WHAT YOU WILL DO: Show all lines from the data that include the word "yarn".

GIVEN RECORDS:
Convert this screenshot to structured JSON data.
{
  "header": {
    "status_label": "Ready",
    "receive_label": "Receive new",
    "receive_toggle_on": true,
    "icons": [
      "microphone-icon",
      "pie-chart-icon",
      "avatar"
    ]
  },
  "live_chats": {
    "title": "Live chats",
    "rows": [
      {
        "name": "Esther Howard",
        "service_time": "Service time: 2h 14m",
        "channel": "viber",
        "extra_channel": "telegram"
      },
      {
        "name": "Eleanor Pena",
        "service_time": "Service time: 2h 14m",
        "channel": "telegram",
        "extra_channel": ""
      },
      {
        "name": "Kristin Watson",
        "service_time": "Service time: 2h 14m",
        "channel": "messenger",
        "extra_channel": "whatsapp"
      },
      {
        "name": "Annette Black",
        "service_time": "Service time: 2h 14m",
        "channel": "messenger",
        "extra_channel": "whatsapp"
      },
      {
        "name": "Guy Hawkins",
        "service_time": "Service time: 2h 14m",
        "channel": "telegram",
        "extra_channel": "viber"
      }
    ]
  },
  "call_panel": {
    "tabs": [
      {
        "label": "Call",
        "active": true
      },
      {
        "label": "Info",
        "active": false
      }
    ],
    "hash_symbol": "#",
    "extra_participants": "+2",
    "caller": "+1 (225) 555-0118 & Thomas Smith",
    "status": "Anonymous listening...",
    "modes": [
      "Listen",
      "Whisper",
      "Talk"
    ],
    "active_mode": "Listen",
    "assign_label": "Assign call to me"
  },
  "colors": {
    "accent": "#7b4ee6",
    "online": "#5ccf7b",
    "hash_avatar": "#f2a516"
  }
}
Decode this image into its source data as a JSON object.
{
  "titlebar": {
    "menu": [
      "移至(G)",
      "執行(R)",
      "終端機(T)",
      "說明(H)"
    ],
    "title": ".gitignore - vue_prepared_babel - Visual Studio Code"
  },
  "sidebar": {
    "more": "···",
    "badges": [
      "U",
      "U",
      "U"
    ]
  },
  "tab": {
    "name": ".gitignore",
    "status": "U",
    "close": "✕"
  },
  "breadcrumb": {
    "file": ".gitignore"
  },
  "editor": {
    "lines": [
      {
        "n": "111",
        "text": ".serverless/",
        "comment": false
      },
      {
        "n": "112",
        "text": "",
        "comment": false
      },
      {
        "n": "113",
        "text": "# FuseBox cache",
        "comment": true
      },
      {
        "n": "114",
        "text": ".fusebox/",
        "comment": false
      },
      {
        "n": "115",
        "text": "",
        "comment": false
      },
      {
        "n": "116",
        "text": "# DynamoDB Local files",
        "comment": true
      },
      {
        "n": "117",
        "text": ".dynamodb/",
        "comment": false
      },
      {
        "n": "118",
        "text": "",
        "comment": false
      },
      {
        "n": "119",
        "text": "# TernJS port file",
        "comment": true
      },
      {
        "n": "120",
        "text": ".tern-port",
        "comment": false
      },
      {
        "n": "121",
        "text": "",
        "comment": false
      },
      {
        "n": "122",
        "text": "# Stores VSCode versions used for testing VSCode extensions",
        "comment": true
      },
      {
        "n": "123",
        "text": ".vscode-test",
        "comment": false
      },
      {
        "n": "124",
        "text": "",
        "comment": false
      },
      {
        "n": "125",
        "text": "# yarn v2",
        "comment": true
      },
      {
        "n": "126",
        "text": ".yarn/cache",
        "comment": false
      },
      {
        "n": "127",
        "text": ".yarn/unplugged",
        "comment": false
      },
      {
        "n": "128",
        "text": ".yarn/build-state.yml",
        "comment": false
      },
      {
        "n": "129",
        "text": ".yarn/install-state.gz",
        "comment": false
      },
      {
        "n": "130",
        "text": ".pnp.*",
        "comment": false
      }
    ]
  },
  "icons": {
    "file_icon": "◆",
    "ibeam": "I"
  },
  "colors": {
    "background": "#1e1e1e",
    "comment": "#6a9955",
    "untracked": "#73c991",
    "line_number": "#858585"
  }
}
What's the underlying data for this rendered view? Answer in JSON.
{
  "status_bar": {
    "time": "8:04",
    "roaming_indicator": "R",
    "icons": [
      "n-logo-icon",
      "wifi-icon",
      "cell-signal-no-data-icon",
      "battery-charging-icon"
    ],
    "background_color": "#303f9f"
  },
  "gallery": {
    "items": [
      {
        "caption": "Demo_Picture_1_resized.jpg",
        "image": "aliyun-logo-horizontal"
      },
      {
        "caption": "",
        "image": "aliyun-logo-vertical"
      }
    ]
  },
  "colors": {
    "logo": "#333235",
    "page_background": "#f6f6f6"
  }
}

EXERCISE SOLUTION:
        "text": "# yarn v2",
        "text": ".yarn/cache",
        "text": ".yarn/unplugged",
        "text": ".yarn/build-state.yml",
        "text": ".yarn/install-state.gz",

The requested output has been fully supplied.